Just because someone else is driving home from the venue doesn’t mean you should go hard after the race. Support your local brewery, and support the organizers that put in the effort to add the beer garden you asked for last year, but moderation is key.
Races are busy, they’re exciting, and there’s alot going on. Take 10 minutes during the day to actually sit down, and let your body wind down a little. Then get back out there and cheer on the next race and catch up with friends.
Try a cool down ride
This is something I’ve seen the fast people do after a race, so it is probably smart. Which makes sense, right? Stopping cold after a 60 minute all-out effort isn’t something you’d ever do, except at a cross race. Sure, you can still hang out and trade stories at the finish line. Just make sure you sneak off for a quick cool down ride at some point to kick-start your recovery.
Eat, and keep eating
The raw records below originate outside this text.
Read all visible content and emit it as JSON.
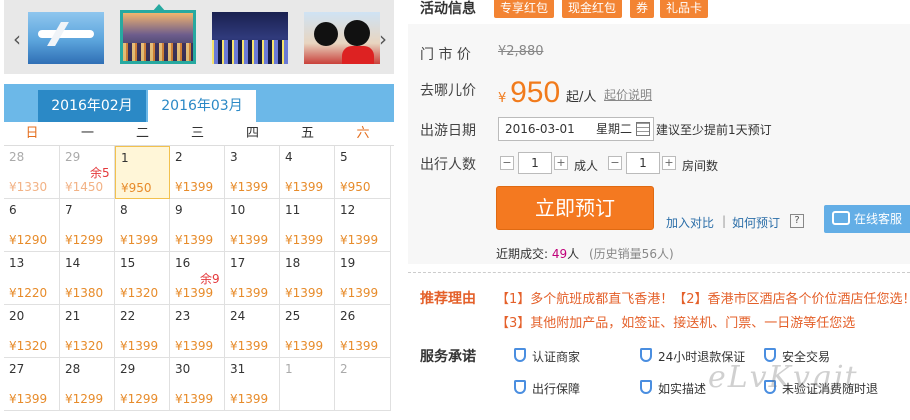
{
  "thumbnails": [
    {
      "name": "airplane"
    },
    {
      "name": "hongkong-night-harbor"
    },
    {
      "name": "hongkong-skyline"
    },
    {
      "name": "disneyland-mickey"
    }
  ],
  "calendar": {
    "tabs": [
      "2016年02月",
      "2016年03月"
    ],
    "weekdays": [
      "日",
      "一",
      "二",
      "三",
      "四",
      "五",
      "六"
    ],
    "rows": [
      [
        {
          "n": "28",
          "p": "¥1330",
          "other": true
        },
        {
          "n": "29",
          "p": "¥1450",
          "other": true,
          "left": "余5"
        },
        {
          "n": "1",
          "p": "¥950",
          "sel": true
        },
        {
          "n": "2",
          "p": "¥1399"
        },
        {
          "n": "3",
          "p": "¥1399"
        },
        {
          "n": "4",
          "p": "¥1399"
        },
        {
          "n": "5",
          "p": "¥950"
        }
      ],
      [
        {
          "n": "6",
          "p": "¥1290"
        },
        {
          "n": "7",
          "p": "¥1299"
        },
        {
          "n": "8",
          "p": "¥1399"
        },
        {
          "n": "9",
          "p": "¥1399"
        },
        {
          "n": "10",
          "p": "¥1399"
        },
        {
          "n": "11",
          "p": "¥1399"
        },
        {
          "n": "12",
          "p": "¥1399"
        }
      ],
      [
        {
          "n": "13",
          "p": "¥1220"
        },
        {
          "n": "14",
          "p": "¥1380"
        },
        {
          "n": "15",
          "p": "¥1320"
        },
        {
          "n": "16",
          "p": "¥1399",
          "left": "余9"
        },
        {
          "n": "17",
          "p": "¥1399"
        },
        {
          "n": "18",
          "p": "¥1399"
        },
        {
          "n": "19",
          "p": "¥1399"
        }
      ],
      [
        {
          "n": "20",
          "p": "¥1320"
        },
        {
          "n": "21",
          "p": "¥1320"
        },
        {
          "n": "22",
          "p": "¥1399"
        },
        {
          "n": "23",
          "p": "¥1399"
        },
        {
          "n": "24",
          "p": "¥1399"
        },
        {
          "n": "25",
          "p": "¥1399"
        },
        {
          "n": "26",
          "p": "¥1399"
        }
      ],
      [
        {
          "n": "27",
          "p": "¥1399"
        },
        {
          "n": "28",
          "p": "¥1299"
        },
        {
          "n": "29",
          "p": "¥1299"
        },
        {
          "n": "30",
          "p": "¥1399"
        },
        {
          "n": "31",
          "p": "¥1399"
        },
        {
          "n": "1",
          "p": "",
          "other": true,
          "empty": true
        },
        {
          "n": "2",
          "p": "",
          "other": true,
          "empty": true
        }
      ]
    ]
  },
  "promo": {
    "label": "活动信息",
    "tags": [
      "专享红包",
      "现金红包",
      "券",
      "礼品卡"
    ]
  },
  "price": {
    "market_label": "门 市 价",
    "market_value": "¥2,880",
    "qunar_label": "去哪儿价",
    "yen": "¥",
    "value": "950",
    "unit": "起/人",
    "explain": "起价说明"
  },
  "date": {
    "label": "出游日期",
    "value": "2016-03-01",
    "weekday": "星期二",
    "hint": "建议至少提前1天预订"
  },
  "people": {
    "label": "出行人数",
    "adults": "1",
    "adult_unit": "成人",
    "rooms": "1",
    "room_unit": "房间数",
    "minus": "−",
    "plus": "+"
  },
  "actions": {
    "book": "立即预订",
    "compare": "加入对比",
    "sep": "|",
    "how": "如何预订",
    "help": "?",
    "cs": "在线客服"
  },
  "recent": {
    "prefix": "近期成交:",
    "count": "49",
    "suffix": "人",
    "history": "(历史销量56人)"
  },
  "reason": {
    "label": "推荐理由",
    "text": "【1】多个航班成都直飞香港！【2】香港市区酒店各个价位酒店任您选！【3】其他附加产品，如签证、接送机、门票、一日游等任您选"
  },
  "promise": {
    "label": "服务承诺",
    "items": [
      "认证商家",
      "24小时退款保证",
      "安全交易",
      "出行保障",
      "如实描述",
      "未验证消费随时退"
    ]
  },
  "watermark": "eLvKvgjt"
}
Cross races may be short, but they are intense. You need to eat properly to recover. That starts right after the race – or after the pukey post-race feeling subsides – and continues throughout the evening. This seems basic, but ‘cross races can be busy. There’s other races to watch, a ton of people hanging around, and then the rush to pack everything up and get back home. It’s easy to forget to eat properly.
If your race is Saturday, it’s not hard to do a nice easy ride on Sunday. This is trickier after Sunday race days. If you can squeeze in a short, easy spin or run before work on Monday, it will make a world of difference to how fast the CX Hangover goes away. Power and heart rate are great ways to gauge your effort, but if you want to keep it low-tech, spin really easy until your legs … don’t feel like garbage. Then gradually increase the pressure until you’re riding at a normal easy effort pace. Being careful not to overdo it and go too hard, of course.
Weird, wet and often cold weather is part of the fun of cyclocross. Once the race is over, though make sure you get warm fast. This means getting out of that soaking wet spandex and into something warm and dry as soon as you can. At the very least, put a coat on over the skinsuit until you can find somewhere to change.
Do your laundry
This might not have much of a physiological benefit, sure. But there’s some mental gain to getting your muddy spandex clean as soon after a race as possible. Plus, it’s a good way to make your expensive kit last longer, and smell better. There’s nothing worse than digging into a bag of still-wet spandex that’s been cultivating for days.